• [HOW TO COMPLETE THIS TASK]: Which lines of the data hold the word "true"? Copy all of them.

Saved entries:
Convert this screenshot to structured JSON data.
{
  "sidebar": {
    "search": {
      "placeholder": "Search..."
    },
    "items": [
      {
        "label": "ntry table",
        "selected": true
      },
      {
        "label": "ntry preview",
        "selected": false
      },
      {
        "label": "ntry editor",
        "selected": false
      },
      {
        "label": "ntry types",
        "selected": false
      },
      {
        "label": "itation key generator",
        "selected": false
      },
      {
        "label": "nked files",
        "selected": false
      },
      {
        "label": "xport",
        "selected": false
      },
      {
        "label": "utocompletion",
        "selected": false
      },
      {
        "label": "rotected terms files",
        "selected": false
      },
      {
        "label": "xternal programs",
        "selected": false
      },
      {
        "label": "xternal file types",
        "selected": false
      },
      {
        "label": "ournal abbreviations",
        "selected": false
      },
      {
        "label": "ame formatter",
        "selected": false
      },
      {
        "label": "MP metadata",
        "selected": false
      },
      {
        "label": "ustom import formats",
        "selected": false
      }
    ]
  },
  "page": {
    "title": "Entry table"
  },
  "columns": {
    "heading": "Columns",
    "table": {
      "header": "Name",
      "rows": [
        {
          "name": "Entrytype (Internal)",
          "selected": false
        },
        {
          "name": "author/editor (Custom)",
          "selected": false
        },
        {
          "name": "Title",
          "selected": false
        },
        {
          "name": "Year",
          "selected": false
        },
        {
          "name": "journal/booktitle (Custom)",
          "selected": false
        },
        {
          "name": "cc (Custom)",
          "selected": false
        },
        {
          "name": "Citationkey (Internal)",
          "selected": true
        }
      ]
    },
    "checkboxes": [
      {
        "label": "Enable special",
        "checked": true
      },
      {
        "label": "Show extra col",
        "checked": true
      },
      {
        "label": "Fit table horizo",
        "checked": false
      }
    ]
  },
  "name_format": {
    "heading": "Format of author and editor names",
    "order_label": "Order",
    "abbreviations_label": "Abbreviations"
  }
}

• [RESULT OF THE EXERCISE]:
        "selected": true
          "selected": true
        "checked": true
        "checked": true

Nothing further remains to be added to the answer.